Gather every line in the records below that contains the word "link".

[Element data from apps and pages]
※
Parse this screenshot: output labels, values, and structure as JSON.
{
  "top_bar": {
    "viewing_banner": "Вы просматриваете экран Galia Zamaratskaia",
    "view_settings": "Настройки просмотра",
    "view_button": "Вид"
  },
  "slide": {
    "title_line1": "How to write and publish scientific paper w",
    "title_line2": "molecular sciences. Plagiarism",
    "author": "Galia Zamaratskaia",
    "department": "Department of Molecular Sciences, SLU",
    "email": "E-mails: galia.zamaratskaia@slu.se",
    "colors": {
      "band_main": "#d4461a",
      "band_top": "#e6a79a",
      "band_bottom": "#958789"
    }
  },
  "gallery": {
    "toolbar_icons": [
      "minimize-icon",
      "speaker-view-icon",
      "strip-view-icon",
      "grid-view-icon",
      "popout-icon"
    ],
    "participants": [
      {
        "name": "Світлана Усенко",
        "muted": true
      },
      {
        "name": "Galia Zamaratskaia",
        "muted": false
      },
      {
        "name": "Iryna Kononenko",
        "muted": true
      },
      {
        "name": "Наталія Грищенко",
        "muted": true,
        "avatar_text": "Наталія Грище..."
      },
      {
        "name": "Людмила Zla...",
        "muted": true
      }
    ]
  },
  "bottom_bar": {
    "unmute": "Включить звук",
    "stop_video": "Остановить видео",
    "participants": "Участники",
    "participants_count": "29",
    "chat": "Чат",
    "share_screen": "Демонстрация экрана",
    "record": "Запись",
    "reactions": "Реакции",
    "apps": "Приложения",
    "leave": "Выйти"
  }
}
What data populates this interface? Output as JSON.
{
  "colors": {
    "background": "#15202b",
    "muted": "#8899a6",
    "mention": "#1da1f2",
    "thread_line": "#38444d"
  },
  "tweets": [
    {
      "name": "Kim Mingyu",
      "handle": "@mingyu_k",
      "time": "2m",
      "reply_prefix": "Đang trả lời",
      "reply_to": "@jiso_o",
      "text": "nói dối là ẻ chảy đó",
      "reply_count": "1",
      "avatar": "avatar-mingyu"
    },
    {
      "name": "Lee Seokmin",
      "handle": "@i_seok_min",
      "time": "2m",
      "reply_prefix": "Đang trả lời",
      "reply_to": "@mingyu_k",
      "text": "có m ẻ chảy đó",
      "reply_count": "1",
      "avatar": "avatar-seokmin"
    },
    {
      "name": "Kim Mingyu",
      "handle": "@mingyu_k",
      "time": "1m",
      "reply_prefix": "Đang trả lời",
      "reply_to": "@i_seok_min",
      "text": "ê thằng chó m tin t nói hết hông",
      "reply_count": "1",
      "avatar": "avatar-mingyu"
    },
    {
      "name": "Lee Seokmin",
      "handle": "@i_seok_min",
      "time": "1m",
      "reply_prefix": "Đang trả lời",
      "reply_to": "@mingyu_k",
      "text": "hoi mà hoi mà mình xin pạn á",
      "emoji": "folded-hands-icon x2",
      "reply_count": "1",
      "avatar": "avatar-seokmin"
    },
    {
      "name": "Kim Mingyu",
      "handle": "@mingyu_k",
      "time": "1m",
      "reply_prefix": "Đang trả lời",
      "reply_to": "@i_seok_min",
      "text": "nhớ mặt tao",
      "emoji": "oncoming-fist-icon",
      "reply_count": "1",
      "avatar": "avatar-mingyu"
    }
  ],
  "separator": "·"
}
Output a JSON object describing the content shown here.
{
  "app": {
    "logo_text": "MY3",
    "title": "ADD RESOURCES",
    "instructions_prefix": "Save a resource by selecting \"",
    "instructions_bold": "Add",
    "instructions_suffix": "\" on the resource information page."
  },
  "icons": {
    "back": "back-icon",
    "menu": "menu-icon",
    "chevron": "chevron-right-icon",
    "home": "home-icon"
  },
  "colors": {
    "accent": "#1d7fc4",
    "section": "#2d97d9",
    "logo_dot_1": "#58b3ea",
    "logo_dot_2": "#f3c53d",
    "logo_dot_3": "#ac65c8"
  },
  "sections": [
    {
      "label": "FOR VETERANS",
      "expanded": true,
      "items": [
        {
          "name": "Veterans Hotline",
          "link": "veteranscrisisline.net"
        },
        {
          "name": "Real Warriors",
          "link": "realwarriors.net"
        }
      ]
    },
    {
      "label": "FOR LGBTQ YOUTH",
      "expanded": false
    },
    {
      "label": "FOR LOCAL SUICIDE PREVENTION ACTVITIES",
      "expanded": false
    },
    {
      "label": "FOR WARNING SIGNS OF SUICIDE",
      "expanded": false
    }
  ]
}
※
■ **Response to this exercise**
          "link": "veteranscrisisline.net"
          "link": "realwarriors.net"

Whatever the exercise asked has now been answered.